## Exercise brief
If a line in the data holds the string "JSON", list it.

*** Opening of Records ***

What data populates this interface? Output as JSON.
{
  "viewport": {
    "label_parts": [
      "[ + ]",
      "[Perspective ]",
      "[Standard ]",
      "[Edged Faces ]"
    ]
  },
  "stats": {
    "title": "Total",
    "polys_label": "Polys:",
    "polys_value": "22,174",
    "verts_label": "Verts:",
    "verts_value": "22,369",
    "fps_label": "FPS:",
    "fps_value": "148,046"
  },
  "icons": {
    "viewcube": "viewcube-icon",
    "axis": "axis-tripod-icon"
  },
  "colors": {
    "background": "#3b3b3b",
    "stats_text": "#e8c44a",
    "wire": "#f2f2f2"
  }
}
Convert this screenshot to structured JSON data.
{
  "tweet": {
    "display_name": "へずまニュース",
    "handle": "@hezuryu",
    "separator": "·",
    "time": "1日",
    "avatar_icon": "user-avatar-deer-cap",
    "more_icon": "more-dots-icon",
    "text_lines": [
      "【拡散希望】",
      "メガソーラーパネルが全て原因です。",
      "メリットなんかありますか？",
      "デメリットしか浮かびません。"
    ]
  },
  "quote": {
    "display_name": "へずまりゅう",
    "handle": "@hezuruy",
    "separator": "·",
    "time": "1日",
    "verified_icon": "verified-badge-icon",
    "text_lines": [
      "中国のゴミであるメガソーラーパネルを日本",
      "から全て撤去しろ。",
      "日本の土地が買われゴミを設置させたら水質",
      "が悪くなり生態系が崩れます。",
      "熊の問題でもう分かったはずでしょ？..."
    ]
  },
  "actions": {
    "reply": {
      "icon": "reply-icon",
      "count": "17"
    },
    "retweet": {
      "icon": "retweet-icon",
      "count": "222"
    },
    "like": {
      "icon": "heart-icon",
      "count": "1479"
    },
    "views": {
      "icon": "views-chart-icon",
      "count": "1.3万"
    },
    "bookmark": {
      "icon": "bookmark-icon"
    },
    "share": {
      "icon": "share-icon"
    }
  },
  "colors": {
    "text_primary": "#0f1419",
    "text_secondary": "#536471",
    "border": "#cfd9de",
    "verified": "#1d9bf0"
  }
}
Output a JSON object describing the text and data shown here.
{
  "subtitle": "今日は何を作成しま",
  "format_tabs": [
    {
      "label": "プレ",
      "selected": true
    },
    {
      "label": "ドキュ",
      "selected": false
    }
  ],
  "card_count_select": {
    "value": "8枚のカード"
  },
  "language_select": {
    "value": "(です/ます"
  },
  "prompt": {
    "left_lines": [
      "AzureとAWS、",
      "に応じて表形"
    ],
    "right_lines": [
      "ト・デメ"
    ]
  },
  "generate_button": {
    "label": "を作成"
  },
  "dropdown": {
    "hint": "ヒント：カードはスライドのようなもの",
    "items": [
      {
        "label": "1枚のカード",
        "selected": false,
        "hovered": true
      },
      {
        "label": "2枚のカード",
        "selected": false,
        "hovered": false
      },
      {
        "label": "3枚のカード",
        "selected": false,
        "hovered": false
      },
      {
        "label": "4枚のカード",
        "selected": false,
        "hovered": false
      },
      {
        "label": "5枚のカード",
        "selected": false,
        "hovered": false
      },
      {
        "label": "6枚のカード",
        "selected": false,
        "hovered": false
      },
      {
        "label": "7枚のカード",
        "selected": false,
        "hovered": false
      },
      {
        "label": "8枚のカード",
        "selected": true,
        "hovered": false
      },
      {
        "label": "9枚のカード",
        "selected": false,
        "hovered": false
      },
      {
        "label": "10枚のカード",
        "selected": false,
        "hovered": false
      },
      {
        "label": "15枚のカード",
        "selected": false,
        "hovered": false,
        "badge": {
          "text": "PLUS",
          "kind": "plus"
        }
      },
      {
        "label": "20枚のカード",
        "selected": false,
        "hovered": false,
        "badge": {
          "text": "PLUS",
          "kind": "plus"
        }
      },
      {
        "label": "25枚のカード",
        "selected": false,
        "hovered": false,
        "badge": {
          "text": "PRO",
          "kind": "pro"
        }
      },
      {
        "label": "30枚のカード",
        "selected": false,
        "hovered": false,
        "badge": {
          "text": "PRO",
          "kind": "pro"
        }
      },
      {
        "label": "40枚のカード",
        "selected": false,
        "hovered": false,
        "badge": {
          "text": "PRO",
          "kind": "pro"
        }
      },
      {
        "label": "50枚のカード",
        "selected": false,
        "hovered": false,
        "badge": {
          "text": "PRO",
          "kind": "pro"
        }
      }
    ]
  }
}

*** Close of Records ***

## Solution to the exercise
What data populates this interface? Output as JSON.
Convert this screenshot to structured JSON data.
Output a JSON object describing the text and data shown here.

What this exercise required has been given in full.